Work instructions: Tally every line of the material that includes "number", then give the tally and nothing else.

Information shown:
• • • •
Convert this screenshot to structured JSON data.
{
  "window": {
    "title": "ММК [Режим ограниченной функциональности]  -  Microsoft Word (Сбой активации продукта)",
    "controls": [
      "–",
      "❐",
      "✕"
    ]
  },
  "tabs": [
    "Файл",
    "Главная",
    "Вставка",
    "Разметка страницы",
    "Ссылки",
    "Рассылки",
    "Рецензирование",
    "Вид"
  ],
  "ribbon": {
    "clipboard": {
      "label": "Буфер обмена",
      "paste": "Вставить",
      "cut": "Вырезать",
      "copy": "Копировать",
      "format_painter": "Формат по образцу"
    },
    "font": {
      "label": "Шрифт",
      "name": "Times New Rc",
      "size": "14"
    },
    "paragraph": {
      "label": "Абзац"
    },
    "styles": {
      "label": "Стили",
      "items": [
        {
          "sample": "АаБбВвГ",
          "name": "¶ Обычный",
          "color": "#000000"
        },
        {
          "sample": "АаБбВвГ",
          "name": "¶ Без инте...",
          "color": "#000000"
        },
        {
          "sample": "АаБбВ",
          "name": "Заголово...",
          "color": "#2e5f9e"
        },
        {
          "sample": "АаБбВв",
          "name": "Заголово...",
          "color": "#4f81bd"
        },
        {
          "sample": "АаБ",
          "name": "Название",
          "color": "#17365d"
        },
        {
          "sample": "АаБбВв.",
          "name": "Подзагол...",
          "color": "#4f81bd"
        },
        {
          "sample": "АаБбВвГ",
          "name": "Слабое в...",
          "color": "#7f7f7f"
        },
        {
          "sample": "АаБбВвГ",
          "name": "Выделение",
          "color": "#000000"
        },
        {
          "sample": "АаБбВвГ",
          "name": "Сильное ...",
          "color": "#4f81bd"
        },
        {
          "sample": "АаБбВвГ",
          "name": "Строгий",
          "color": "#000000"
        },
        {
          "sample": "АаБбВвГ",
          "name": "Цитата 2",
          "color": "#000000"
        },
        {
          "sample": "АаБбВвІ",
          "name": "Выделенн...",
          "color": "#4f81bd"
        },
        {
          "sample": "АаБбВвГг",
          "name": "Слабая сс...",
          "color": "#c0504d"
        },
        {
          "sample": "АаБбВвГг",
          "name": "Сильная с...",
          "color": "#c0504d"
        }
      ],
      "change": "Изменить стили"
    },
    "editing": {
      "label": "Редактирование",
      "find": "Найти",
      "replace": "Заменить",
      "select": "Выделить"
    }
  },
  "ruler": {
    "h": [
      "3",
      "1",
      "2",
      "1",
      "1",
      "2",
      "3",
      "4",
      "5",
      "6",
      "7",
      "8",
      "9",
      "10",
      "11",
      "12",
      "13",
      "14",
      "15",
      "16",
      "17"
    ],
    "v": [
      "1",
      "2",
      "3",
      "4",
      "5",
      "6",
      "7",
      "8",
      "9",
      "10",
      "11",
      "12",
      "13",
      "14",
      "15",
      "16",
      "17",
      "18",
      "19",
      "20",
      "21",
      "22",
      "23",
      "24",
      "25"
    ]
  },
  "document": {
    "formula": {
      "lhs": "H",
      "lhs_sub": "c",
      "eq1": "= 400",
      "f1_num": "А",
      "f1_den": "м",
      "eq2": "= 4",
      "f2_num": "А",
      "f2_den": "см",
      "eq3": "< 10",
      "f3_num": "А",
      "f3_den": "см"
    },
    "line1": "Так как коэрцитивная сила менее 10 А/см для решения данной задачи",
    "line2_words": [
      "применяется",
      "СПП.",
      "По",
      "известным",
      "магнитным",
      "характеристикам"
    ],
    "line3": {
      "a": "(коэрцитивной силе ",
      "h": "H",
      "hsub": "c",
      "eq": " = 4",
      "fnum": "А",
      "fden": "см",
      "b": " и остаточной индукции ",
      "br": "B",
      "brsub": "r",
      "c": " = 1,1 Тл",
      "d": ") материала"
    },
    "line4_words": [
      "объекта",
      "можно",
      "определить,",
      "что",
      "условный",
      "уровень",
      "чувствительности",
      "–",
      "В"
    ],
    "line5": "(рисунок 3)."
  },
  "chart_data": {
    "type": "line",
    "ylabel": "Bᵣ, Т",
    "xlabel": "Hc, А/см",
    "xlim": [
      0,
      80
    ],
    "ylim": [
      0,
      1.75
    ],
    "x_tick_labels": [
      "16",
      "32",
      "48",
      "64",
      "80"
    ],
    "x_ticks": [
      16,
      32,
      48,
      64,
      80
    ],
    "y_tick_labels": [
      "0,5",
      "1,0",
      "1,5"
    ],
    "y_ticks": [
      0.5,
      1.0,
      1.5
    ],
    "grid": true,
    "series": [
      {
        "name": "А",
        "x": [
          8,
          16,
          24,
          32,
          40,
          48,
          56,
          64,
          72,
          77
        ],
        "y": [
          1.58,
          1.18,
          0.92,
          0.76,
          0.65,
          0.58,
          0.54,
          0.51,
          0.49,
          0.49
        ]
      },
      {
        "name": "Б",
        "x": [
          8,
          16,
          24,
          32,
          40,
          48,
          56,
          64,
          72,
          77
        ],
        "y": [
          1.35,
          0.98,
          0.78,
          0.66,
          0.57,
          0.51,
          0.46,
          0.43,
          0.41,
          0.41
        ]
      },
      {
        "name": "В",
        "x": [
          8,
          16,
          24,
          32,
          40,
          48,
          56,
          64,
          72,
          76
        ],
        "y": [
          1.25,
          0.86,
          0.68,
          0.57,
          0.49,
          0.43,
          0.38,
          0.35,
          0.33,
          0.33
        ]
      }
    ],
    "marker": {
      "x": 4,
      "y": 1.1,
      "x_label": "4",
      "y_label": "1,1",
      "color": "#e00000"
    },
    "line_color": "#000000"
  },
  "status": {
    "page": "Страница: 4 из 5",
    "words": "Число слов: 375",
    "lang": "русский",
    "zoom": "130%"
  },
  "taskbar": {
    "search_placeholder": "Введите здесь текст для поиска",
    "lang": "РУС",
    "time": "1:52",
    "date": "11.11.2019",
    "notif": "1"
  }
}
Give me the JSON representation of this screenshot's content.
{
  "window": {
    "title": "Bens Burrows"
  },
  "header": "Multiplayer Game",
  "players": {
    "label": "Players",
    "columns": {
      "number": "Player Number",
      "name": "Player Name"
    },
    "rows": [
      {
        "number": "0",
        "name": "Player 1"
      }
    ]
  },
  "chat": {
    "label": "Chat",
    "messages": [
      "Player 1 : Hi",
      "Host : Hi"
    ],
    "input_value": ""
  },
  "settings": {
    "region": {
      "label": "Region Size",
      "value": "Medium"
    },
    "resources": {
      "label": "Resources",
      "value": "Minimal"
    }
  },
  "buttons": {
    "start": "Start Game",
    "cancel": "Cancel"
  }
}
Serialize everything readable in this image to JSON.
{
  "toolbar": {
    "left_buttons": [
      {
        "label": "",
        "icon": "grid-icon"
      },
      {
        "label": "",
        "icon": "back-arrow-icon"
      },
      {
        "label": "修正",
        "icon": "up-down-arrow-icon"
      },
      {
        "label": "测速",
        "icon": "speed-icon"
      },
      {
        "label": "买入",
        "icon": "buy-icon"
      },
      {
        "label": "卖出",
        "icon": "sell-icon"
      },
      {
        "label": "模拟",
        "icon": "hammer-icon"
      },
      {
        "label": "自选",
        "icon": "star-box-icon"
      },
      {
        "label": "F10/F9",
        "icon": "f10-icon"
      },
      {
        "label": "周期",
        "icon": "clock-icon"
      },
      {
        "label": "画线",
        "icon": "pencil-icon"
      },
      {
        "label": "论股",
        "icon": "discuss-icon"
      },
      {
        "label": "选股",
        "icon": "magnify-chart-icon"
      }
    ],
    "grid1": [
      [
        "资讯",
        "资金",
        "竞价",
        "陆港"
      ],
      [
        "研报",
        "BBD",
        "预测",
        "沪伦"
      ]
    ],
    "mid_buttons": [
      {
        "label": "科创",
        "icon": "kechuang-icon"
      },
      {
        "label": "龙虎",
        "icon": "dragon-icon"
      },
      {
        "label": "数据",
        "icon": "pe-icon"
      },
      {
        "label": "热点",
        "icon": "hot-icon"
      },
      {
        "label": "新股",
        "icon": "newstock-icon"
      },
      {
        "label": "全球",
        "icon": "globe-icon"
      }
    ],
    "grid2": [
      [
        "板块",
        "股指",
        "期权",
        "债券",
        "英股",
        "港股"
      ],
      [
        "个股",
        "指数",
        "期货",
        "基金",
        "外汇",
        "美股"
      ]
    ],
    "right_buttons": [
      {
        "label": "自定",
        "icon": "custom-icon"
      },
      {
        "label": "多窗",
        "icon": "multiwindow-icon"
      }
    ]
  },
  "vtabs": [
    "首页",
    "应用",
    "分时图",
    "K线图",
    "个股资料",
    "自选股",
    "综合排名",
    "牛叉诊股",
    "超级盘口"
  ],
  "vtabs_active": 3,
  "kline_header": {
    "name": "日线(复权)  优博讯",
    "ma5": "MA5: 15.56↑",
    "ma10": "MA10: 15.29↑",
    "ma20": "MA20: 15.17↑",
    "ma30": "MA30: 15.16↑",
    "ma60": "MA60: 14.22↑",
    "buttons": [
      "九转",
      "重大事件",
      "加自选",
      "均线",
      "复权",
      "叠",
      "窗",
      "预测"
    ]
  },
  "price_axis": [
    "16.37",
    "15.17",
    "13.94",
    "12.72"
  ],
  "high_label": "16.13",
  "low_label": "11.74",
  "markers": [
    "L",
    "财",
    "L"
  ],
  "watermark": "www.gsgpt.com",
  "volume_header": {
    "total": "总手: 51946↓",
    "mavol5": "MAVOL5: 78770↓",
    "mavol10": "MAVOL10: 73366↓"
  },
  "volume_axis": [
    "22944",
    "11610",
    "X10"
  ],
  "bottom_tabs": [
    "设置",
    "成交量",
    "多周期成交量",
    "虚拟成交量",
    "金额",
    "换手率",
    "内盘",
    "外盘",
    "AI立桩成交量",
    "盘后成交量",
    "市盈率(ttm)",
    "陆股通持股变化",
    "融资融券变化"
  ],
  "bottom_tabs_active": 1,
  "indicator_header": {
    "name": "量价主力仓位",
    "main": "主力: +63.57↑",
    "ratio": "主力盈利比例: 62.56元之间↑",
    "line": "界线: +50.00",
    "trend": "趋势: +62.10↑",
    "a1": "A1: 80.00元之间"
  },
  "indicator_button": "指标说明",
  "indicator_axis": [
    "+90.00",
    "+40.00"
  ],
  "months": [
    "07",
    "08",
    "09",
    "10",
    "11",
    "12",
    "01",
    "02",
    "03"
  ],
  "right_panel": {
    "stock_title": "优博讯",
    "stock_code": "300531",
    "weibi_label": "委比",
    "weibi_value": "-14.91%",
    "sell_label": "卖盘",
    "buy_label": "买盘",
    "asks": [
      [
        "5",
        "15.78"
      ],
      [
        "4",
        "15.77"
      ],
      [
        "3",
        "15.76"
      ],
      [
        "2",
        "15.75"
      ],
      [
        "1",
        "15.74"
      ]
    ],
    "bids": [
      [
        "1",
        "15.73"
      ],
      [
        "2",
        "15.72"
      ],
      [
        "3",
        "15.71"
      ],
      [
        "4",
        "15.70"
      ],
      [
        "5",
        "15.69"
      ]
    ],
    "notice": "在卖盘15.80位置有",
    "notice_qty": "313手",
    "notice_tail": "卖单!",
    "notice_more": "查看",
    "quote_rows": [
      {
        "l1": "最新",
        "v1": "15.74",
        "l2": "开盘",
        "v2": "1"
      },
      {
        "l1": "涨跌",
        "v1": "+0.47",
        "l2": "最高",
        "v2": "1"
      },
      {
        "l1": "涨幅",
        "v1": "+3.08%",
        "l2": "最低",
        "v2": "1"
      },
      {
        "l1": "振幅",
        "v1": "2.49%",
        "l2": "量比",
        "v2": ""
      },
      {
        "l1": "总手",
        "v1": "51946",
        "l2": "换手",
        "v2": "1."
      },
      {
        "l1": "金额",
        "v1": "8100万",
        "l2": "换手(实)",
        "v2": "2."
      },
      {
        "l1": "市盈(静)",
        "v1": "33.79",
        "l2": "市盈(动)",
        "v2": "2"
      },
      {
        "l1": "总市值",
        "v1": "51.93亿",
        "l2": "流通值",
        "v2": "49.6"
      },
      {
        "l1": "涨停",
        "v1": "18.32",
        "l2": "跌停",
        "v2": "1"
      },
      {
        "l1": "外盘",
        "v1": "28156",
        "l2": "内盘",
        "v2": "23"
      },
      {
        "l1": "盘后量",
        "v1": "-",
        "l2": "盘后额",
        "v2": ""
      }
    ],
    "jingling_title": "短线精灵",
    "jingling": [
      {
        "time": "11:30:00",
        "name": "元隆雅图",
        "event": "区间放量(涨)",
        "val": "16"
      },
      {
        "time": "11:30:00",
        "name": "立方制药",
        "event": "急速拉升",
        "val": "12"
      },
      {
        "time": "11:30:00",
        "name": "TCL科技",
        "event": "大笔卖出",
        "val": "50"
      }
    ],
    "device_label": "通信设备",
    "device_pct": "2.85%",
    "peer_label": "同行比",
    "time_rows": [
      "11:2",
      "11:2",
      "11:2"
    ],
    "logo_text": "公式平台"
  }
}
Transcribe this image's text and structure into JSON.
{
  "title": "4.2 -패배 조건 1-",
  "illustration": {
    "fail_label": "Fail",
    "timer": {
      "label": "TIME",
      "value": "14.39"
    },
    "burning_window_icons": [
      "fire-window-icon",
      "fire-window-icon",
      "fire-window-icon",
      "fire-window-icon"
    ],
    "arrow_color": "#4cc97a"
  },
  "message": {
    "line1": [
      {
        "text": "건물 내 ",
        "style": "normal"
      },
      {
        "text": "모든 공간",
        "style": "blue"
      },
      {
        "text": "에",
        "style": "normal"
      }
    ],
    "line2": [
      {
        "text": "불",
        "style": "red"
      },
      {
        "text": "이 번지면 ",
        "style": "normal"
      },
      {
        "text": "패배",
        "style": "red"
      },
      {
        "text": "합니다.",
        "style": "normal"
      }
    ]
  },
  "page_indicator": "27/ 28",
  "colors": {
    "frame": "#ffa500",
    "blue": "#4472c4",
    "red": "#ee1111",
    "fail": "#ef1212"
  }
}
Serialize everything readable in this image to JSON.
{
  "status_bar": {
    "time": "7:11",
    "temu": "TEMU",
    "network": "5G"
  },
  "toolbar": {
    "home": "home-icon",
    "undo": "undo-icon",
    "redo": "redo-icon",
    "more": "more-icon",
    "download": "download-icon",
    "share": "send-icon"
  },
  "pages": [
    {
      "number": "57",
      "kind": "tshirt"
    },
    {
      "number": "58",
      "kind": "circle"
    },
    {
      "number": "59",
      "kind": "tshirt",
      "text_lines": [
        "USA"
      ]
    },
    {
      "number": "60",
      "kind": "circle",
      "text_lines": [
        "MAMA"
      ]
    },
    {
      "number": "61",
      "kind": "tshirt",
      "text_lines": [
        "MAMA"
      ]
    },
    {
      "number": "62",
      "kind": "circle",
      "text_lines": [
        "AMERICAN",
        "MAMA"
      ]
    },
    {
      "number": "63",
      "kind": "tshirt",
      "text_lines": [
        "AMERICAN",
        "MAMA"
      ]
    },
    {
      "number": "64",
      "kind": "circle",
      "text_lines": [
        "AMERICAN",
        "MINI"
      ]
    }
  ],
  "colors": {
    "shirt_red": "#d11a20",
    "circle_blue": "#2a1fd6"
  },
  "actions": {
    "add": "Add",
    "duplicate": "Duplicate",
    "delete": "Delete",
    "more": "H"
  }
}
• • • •
Expected output: 10